I have two extra candles to light. One because a neighbor who was 9 months pregnant was having issues and needed someone there until her husband could get home and I didn't make it home in time for candlelighting and one because we'd driven to Manhattan, got stuck in traffic, and got through the Lincoln Tunnel right AT candlelighting. By the time we arrived at the nearest Chabade house, we'd missed candlelighting, but had a lovely dinner and then a hundred-block walk to JTS where we were staying for Shabbos.

It was really, really weird for a while. And even more annoying because those candles stayed lit for years as we were trying to have children. And very frustrating to explain to people who assumed the only reason to light extra candles was for children. But I like your Rabbi's explanation...that you'll have the extra blessing of the extra light in your Shabbos home. It's a beautiful way of looking at it.
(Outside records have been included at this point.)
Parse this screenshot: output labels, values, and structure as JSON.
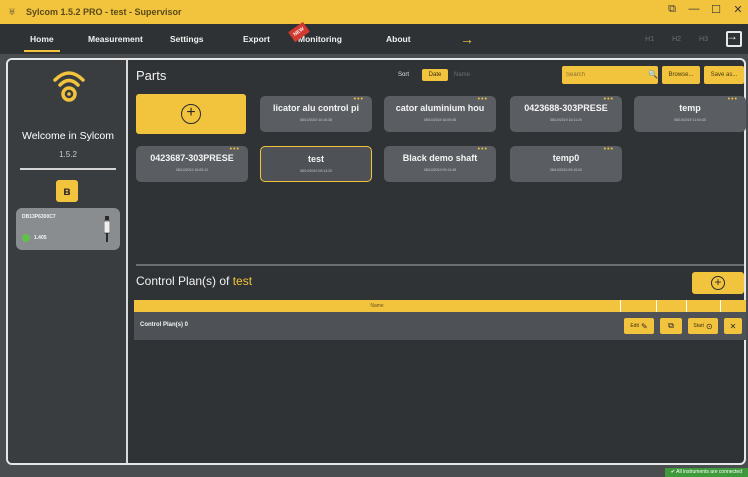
{
  "window": {
    "title": "Sylcom 1.5.2 PRO - test - Supervisor",
    "controls": [
      "⧉",
      "—",
      "☐",
      "✕"
    ]
  },
  "menu": {
    "items": [
      "Home",
      "Measurement",
      "Settings",
      "Export",
      "Monitoring",
      "About"
    ],
    "active": "Home",
    "new_badge": "NEW",
    "arrow": "→",
    "right_items": [
      "H1",
      "H2",
      "H3"
    ]
  },
  "sidebar": {
    "welcome": "Welcome in Sylcom",
    "version": "1.5.2",
    "bluetooth_icon": "bluetooth-icon",
    "device": {
      "name": "DB13P6300C7",
      "value": "1.405",
      "status_color": "#62c04a"
    }
  },
  "parts": {
    "title": "Parts",
    "sort_label": "Sort",
    "sort_date": "Date",
    "sort_name": "Name",
    "search_placeholder": "Search",
    "browse_label": "Browse...",
    "save_label": "Save as...",
    "add_icon": "plus-circle-icon",
    "tiles": [
      {
        "name": "licator alu control pi",
        "date": "08/10/2019 16:10:38"
      },
      {
        "name": "cator aluminium hou",
        "date": "08/10/2019 16:09:48"
      },
      {
        "name": "0423688-303PRESE",
        "date": "08/10/2019 16:11:20"
      },
      {
        "name": "temp",
        "date": "08/10/2019 11:04:40"
      },
      {
        "name": "0423687-303PRESE",
        "date": "08/10/2019 16:05:12"
      },
      {
        "name": "test",
        "date": "08/10/2019 09:13:20"
      },
      {
        "name": "Black demo shaft",
        "date": "08/10/2019 09:13:48"
      },
      {
        "name": "temp0",
        "date": "08/10/2019 09:10:02"
      }
    ],
    "selected": "test"
  },
  "control_plans": {
    "title_prefix": "Control Plan(s) of",
    "part": "test",
    "column_name": "Name",
    "row_label": "Control Plan(s) 0",
    "edit_label": "Edit",
    "start_label": "Start",
    "delete_label": "✕"
  },
  "status_bar": "All instruments are connected",
  "colors": {
    "accent": "#f2c43d",
    "background": "#303335",
    "tile": "#5a5e62",
    "ok": "#3e9a3a"
  }
}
We have the best rabbi. :) I mean, we're still freaking and I can't get used to the idea, but it did help.

Let's see 52 weeks/year * approximately 25 years in which I neither lit candles nor had them lit for me = 1300 candles (+2). We BTs are keeping the candle makers in business I must say. Since ME uses olive oil rather than candles, I'll have to call her and tell her to buy a truckload. :>)

:)

I think that it doesn't count until *after* you start lighting. Or all those girls who wait until marriage would, indeed, have problems.

Thank goodness I do NOT have to light for all those times you did not. I FORBID you from asking the rabbi about this.

There have been other times when we didn't light, either because we were included in someone else's bracha, like my mother, who is very possessive about these things - regards it as a diss for someone else to light in her home; or because we physically couldn't, like in the hospital when Debbie's father had emergency surgery - on that occasion, we benched on an electric ceiling light.

But this was the first time we can think of, where she just forgot, to do it herself, or to ask to be included in our hostess' lighting.

My mother-in-law has decided that if I'm there she wants me to light for all of us. Does not matter if it is my house or hers she would prefer I lit. I find this strange but do it cheerfully.

*snugs* I can imagine this would freak you out. May it get easier as the weeks go by.

I'm sure it will. And it's nice seeing the old candlestick.

My mother-in-law also missed lighting one week, but instead of lighting an extra candle, her rabbi told her she could light two extra-large candles. So she does, every week - big, thick candles, larger than regular shabay candles. I bet you could do something like that too.

I already have the psok from the rav. An extra candle it has to be. Also, I use those Israeli candles in glass cups. Larger wouldnt' work.